» Problem statement: Check each line of the entries for "Каткова" and report the ones that have it.
┌────────
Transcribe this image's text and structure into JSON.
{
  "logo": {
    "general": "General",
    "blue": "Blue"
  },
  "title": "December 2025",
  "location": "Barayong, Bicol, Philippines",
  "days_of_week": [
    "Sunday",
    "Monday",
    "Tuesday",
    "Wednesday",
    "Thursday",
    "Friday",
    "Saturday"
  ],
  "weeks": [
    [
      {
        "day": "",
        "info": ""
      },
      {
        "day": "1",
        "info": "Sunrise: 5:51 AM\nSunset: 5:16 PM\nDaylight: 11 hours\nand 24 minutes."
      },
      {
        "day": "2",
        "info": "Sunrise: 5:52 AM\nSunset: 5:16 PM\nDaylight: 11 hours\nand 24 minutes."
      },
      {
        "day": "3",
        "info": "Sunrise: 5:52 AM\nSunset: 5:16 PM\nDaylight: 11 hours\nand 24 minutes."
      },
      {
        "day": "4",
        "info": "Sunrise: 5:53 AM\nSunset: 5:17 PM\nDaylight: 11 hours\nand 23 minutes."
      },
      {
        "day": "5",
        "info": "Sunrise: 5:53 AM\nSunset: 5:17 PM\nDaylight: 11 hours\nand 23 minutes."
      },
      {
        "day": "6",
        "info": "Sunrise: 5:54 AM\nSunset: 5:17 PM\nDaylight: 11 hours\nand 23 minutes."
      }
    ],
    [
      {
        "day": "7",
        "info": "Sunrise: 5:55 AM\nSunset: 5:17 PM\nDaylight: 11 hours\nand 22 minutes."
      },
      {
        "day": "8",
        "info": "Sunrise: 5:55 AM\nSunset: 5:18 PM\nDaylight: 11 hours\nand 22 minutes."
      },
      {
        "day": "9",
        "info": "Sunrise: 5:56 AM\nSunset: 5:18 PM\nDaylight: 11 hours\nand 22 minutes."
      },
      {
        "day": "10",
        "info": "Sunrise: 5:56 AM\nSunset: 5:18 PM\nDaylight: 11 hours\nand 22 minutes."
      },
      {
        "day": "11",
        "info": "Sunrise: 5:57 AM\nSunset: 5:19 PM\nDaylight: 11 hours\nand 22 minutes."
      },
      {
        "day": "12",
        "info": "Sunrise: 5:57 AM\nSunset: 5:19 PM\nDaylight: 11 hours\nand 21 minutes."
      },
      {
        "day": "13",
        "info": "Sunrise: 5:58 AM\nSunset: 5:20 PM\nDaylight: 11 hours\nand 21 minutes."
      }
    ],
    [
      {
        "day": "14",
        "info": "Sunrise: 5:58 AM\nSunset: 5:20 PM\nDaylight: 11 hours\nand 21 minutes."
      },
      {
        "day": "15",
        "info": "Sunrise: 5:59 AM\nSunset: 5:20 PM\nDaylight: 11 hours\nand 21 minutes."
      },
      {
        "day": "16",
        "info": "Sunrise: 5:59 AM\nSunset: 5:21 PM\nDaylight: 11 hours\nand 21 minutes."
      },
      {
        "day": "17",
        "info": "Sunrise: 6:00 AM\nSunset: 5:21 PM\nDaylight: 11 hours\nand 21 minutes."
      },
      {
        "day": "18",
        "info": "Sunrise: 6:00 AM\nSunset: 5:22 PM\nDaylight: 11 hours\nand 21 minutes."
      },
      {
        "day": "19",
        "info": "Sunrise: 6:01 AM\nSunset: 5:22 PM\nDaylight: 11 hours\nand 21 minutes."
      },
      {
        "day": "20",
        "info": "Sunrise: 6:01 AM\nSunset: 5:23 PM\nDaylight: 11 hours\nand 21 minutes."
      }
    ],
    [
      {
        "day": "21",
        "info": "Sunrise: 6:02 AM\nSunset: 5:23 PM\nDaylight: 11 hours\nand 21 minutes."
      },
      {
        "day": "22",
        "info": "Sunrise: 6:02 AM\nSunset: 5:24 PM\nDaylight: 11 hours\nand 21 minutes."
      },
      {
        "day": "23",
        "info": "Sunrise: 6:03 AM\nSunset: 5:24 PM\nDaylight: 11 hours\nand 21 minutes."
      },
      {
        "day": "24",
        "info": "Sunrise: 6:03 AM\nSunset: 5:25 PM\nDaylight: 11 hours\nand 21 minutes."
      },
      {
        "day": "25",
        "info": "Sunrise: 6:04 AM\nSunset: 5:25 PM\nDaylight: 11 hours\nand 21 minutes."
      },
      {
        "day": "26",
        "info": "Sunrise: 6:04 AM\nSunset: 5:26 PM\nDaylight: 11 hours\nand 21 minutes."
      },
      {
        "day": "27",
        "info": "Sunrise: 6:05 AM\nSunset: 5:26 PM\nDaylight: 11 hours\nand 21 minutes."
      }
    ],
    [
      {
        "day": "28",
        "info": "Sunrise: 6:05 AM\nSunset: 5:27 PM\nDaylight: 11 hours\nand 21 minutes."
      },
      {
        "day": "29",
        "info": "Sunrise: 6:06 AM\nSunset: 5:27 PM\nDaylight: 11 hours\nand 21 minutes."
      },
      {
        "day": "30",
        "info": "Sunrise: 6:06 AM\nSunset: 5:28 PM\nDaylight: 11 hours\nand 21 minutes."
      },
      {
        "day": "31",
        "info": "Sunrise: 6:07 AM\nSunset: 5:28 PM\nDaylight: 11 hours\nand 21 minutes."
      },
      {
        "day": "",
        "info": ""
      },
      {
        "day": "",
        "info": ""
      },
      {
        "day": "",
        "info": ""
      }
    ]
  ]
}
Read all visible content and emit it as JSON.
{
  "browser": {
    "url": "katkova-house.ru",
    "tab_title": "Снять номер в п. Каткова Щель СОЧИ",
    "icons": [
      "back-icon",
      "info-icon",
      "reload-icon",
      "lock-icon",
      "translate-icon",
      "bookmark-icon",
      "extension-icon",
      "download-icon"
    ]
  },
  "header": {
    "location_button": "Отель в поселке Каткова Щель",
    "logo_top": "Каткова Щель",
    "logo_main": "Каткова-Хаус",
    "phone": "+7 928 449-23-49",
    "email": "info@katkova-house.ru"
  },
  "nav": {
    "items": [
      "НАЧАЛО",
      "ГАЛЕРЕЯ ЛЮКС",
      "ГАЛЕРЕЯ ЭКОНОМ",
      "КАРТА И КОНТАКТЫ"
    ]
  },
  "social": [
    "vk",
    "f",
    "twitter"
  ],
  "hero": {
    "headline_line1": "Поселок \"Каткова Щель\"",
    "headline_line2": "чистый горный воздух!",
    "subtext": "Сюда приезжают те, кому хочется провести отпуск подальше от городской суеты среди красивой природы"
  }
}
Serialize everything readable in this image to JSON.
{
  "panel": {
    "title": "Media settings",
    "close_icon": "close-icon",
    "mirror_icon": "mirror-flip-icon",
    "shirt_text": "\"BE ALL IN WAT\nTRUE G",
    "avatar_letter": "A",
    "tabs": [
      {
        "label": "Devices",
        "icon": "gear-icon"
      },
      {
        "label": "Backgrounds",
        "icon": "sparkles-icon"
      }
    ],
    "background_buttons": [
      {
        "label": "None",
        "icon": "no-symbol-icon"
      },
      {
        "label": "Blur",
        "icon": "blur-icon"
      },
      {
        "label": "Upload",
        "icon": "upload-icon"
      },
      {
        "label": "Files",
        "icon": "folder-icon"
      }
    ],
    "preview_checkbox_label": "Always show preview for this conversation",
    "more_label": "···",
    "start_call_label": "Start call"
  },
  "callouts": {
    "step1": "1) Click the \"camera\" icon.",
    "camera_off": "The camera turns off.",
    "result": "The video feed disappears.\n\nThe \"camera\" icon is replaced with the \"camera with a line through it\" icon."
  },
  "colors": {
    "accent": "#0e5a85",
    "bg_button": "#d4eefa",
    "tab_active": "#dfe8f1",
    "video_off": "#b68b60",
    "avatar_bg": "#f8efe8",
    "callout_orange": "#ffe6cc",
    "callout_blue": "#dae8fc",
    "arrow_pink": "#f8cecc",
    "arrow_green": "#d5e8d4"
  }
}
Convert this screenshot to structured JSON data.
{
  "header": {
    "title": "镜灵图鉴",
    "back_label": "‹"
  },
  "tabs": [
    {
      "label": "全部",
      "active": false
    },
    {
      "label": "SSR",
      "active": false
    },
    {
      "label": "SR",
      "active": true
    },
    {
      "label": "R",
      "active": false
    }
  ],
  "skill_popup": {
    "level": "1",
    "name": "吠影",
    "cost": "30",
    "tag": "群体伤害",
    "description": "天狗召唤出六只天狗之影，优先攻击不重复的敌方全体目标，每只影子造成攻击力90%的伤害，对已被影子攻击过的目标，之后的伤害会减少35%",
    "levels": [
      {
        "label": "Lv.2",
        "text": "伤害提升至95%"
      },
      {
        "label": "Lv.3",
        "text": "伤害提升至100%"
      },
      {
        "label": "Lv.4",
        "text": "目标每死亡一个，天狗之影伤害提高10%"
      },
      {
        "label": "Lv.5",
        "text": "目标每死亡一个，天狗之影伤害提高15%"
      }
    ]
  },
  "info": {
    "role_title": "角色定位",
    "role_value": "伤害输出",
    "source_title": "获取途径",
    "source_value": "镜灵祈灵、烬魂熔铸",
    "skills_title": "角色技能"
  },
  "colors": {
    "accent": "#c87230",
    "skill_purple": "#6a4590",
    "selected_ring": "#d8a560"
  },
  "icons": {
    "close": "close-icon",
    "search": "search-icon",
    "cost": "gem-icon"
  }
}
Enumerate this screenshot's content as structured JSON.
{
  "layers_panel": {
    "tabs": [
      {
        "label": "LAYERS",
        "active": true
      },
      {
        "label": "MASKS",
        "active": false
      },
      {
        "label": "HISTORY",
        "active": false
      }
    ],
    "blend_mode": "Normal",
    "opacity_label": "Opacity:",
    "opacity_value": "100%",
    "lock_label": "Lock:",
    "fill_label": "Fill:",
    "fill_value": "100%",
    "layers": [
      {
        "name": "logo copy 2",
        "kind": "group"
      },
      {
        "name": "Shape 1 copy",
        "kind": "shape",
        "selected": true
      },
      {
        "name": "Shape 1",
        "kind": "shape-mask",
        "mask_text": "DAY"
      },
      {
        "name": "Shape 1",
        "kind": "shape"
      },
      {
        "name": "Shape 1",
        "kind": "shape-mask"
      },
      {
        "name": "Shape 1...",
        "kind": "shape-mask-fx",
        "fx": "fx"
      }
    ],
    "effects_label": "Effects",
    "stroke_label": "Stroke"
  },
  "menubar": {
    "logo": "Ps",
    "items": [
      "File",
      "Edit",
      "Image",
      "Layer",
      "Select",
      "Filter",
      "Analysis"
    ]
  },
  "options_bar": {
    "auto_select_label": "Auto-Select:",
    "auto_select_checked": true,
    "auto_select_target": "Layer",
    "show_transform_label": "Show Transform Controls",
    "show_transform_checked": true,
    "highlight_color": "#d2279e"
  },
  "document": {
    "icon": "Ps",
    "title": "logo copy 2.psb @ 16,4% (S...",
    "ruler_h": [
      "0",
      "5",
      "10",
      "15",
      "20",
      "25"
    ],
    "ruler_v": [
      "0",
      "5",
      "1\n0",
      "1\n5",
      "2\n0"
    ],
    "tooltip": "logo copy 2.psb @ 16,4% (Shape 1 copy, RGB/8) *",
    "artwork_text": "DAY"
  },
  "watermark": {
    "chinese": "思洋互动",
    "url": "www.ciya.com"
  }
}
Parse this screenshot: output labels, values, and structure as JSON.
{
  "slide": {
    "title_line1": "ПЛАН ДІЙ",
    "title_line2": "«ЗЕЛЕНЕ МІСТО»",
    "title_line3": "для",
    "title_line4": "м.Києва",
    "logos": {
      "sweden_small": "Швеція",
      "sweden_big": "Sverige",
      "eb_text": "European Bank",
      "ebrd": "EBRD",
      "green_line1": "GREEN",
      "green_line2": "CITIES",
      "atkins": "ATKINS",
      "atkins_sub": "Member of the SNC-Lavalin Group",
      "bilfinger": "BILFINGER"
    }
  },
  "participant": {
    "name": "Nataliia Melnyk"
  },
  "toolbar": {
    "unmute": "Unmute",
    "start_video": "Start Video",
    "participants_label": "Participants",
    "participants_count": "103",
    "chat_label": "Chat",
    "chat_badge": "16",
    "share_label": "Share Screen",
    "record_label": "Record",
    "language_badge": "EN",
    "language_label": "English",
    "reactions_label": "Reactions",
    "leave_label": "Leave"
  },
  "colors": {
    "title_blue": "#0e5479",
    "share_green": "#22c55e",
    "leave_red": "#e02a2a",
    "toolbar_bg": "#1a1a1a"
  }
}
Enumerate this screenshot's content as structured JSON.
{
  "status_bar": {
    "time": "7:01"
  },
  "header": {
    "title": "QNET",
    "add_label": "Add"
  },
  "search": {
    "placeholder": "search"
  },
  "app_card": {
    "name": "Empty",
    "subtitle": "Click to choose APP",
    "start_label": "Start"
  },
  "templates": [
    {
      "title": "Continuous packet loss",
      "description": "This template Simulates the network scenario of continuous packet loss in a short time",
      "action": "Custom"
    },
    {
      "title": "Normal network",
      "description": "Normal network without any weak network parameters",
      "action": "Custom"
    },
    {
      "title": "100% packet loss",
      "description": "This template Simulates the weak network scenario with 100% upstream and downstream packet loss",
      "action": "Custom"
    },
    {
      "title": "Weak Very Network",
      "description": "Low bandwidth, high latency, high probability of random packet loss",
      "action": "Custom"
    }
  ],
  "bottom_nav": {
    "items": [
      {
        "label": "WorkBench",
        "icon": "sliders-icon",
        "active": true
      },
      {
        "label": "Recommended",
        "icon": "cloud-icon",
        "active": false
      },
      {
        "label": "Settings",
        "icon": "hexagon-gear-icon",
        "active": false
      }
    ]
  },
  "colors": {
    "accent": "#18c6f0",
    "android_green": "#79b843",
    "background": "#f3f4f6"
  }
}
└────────
» Finished exercise:
    "tab_title": "Снять номер в п. Каткова Щель СОЧИ",
    "location_button": "Отель в поселке Каткова Щель",
    "logo_top": "Каткова Щель",
    "logo_main": "Каткова-Хаус",
    "headline_line1": "Поселок \"Каткова Щель\"",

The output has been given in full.